*What the exercise asks*
Output every record word for word.

*Provided records*
■ ■ ■ ■ ■ ■ ■
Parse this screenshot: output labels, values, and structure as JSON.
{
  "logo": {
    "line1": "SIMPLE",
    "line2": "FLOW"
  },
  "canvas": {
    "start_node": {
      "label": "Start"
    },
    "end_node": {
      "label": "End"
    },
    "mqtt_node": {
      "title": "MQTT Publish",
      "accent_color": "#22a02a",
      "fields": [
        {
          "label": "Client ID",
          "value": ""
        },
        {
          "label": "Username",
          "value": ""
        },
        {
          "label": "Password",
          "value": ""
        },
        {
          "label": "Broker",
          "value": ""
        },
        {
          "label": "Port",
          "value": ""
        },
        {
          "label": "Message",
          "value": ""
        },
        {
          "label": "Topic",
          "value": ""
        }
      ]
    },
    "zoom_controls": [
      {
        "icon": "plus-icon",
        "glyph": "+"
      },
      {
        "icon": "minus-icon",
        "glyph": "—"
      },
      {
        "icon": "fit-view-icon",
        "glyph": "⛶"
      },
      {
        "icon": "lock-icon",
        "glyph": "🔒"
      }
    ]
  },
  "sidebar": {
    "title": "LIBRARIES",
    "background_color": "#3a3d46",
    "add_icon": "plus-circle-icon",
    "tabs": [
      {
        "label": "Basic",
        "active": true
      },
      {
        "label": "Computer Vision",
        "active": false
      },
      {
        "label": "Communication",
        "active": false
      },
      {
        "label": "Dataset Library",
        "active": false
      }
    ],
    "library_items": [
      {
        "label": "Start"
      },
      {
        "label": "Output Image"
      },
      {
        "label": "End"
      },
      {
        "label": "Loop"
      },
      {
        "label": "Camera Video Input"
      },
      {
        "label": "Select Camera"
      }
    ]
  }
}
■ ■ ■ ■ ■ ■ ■
*Solution to the problem*
Parse this screenshot: output labels, values, and structure as JSON.
{
  "logo": {
    "line1": "SIMPLE",
    "line2": "FLOW"
  },
  "canvas": {
    "start_node": {
      "label": "Start"
    },
    "end_node": {
      "label": "End"
    },
    "mqtt_node": {
      "title": "MQTT Publish",
      "accent_color": "#22a02a",
      "fields": [
        {
          "label": "Client ID",
          "value": ""
        },
        {
          "label": "Username",
          "value": ""
        },
        {
          "label": "Password",
          "value": ""
        },
        {
          "label": "Broker",
          "value": ""
        },
        {
          "label": "Port",
          "value": ""
        },
        {
          "label": "Message",
          "value": ""
        },
        {
          "label": "Topic",
          "value": ""
        }
      ]
    },
    "zoom_controls": [
      {
        "icon": "plus-icon",
        "glyph": "+"
      },
      {
        "icon": "minus-icon",
        "glyph": "—"
      },
      {
        "icon": "fit-view-icon",
        "glyph": "⛶"
      },
      {
        "icon": "lock-icon",
        "glyph": "🔒"
      }
    ]
  },
  "sidebar": {
    "title": "LIBRARIES",
    "background_color": "#3a3d46",
    "add_icon": "plus-circle-icon",
    "tabs": [
      {
        "label": "Basic",
        "active": true
      },
      {
        "label": "Computer Vision",
        "active": false
      },
      {
        "label": "Communication",
        "active": false
      },
      {
        "label": "Dataset Library",
        "active": false
      }
    ],
    "library_items": [
      {
        "label": "Start"
      },
      {
        "label": "Output Image"
      },
      {
        "label": "End"
      },
      {
        "label": "Loop"
      },
      {
        "label": "Camera Video Input"
      },
      {
        "label": "Select Camera"
      }
    ]
  }
}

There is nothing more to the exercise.